THE TASK -
Determine the number of lines below that contain the string "index", and state only that number.
────
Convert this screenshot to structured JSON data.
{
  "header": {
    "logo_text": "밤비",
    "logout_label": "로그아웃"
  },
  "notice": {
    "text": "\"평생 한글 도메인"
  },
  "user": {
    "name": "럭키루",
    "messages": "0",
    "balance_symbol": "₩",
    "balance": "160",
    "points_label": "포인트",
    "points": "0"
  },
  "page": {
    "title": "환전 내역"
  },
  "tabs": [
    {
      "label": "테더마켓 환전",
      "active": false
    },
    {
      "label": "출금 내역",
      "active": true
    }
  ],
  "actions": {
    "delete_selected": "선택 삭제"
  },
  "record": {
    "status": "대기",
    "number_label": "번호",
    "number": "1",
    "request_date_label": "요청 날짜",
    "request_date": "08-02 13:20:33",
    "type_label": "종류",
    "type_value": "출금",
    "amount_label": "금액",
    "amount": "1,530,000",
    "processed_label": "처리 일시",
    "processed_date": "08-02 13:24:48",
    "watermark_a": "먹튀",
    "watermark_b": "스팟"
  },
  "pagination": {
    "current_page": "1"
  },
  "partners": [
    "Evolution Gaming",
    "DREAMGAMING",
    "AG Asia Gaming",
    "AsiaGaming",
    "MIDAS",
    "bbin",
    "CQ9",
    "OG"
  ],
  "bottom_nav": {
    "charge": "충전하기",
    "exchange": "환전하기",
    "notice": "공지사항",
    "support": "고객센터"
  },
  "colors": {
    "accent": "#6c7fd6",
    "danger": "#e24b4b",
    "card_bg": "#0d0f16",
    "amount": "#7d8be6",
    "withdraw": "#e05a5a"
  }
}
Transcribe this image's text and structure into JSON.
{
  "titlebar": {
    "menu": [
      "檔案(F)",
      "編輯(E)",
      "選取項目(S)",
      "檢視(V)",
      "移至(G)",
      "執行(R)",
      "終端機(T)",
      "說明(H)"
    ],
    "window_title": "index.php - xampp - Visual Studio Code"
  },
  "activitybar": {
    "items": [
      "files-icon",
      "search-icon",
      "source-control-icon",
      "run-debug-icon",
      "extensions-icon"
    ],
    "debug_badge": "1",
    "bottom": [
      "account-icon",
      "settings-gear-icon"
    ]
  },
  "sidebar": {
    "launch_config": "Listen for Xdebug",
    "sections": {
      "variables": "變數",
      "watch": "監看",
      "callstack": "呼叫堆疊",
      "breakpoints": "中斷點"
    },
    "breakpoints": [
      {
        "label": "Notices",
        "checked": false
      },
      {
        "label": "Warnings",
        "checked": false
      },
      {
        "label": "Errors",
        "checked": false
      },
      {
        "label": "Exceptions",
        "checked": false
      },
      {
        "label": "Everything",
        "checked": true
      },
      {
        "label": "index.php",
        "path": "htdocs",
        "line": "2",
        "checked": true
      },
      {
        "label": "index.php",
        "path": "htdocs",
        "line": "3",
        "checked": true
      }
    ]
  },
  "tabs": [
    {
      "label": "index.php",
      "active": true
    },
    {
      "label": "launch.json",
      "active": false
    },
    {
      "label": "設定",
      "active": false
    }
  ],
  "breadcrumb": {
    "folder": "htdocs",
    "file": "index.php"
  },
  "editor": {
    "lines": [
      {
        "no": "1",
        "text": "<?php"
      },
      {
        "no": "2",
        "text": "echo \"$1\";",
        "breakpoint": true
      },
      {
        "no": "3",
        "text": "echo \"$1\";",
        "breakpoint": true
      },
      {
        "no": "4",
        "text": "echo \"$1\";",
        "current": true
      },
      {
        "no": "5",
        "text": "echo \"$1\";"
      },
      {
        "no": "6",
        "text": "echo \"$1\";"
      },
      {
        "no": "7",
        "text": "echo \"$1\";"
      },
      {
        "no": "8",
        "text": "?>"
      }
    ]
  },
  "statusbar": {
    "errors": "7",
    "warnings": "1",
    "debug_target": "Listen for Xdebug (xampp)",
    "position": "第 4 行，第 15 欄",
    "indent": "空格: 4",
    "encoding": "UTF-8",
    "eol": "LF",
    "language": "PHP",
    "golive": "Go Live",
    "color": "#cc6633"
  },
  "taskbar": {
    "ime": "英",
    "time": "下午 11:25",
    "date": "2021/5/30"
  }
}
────
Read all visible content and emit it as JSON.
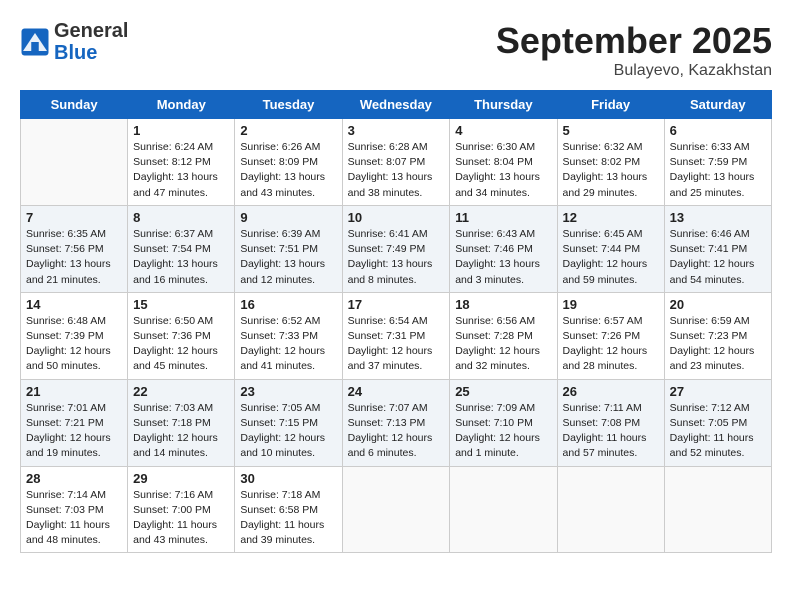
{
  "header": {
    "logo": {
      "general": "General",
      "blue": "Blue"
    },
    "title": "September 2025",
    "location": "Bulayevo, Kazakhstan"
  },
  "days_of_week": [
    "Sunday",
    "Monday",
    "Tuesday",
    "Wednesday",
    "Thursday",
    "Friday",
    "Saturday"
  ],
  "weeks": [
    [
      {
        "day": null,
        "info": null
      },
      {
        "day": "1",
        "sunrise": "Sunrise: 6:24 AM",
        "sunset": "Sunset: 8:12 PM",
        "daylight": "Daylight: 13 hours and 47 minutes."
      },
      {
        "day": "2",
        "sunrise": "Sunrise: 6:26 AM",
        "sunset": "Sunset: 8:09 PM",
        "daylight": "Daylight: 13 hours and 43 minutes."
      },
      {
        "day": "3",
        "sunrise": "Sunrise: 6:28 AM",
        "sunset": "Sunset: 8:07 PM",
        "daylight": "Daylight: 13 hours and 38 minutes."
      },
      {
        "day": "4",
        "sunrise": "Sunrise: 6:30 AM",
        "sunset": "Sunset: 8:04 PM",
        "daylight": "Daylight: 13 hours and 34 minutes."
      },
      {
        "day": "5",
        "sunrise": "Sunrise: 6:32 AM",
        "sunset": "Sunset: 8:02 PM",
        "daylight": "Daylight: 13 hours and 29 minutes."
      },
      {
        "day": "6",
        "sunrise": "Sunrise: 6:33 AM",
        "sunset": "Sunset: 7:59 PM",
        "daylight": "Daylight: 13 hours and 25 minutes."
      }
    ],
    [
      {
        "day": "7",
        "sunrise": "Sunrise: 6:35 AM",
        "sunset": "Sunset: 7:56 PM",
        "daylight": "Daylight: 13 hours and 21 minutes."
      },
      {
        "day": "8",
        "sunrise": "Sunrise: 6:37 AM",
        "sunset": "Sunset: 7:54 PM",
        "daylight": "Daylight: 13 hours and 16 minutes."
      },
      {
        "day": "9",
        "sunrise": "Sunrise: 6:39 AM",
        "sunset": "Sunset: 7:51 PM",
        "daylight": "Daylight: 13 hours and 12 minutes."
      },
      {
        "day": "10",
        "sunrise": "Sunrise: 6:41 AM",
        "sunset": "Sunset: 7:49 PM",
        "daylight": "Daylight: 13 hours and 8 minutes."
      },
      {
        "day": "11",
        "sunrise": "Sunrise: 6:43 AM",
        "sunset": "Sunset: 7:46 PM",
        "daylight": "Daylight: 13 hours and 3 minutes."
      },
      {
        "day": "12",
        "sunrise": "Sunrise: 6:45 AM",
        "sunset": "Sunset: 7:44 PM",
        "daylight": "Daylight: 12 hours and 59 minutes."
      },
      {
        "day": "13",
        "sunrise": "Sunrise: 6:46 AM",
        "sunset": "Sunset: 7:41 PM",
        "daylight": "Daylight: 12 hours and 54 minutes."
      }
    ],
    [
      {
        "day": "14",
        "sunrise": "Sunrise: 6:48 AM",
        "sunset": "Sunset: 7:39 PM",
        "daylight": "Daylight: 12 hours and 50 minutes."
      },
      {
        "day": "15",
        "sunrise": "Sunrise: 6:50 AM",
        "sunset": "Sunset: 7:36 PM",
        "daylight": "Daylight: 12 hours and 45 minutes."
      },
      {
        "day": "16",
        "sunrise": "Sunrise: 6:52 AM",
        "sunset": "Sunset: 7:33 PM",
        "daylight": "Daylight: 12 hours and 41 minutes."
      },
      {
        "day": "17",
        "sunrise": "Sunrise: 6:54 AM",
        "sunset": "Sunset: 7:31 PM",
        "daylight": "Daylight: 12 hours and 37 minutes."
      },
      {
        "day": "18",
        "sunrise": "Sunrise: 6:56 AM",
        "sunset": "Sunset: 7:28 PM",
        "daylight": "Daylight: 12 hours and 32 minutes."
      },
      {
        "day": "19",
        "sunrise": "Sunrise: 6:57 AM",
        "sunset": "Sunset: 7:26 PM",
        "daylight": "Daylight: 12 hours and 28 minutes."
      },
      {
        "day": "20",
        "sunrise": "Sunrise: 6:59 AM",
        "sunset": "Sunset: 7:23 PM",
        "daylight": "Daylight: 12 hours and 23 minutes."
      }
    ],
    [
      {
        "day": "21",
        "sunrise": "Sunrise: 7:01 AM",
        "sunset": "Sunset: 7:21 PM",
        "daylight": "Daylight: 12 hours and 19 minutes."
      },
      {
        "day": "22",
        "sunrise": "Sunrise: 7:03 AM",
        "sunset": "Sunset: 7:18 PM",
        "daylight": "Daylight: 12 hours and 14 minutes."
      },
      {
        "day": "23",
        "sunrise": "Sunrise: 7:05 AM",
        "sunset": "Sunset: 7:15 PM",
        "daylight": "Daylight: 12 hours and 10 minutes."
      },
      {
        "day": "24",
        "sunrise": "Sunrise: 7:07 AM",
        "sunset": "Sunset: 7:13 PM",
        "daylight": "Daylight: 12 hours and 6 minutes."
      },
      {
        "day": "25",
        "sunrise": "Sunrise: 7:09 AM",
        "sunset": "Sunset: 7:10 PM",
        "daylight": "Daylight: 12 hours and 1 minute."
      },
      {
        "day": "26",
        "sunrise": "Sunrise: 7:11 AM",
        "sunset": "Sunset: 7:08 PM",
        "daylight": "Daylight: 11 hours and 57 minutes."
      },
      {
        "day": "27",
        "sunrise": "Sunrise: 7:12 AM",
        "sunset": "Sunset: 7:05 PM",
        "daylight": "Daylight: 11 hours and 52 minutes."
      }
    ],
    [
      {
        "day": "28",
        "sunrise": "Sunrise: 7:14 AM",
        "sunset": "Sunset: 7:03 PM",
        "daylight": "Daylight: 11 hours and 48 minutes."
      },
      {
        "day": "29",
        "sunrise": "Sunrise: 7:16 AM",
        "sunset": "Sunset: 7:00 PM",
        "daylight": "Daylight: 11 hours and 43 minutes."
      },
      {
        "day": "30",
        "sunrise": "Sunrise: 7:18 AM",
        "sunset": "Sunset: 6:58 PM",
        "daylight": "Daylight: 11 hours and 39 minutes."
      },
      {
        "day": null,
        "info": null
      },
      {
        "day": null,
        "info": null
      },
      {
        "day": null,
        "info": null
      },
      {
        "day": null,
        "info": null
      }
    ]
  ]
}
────
TASK SOLUTION -
5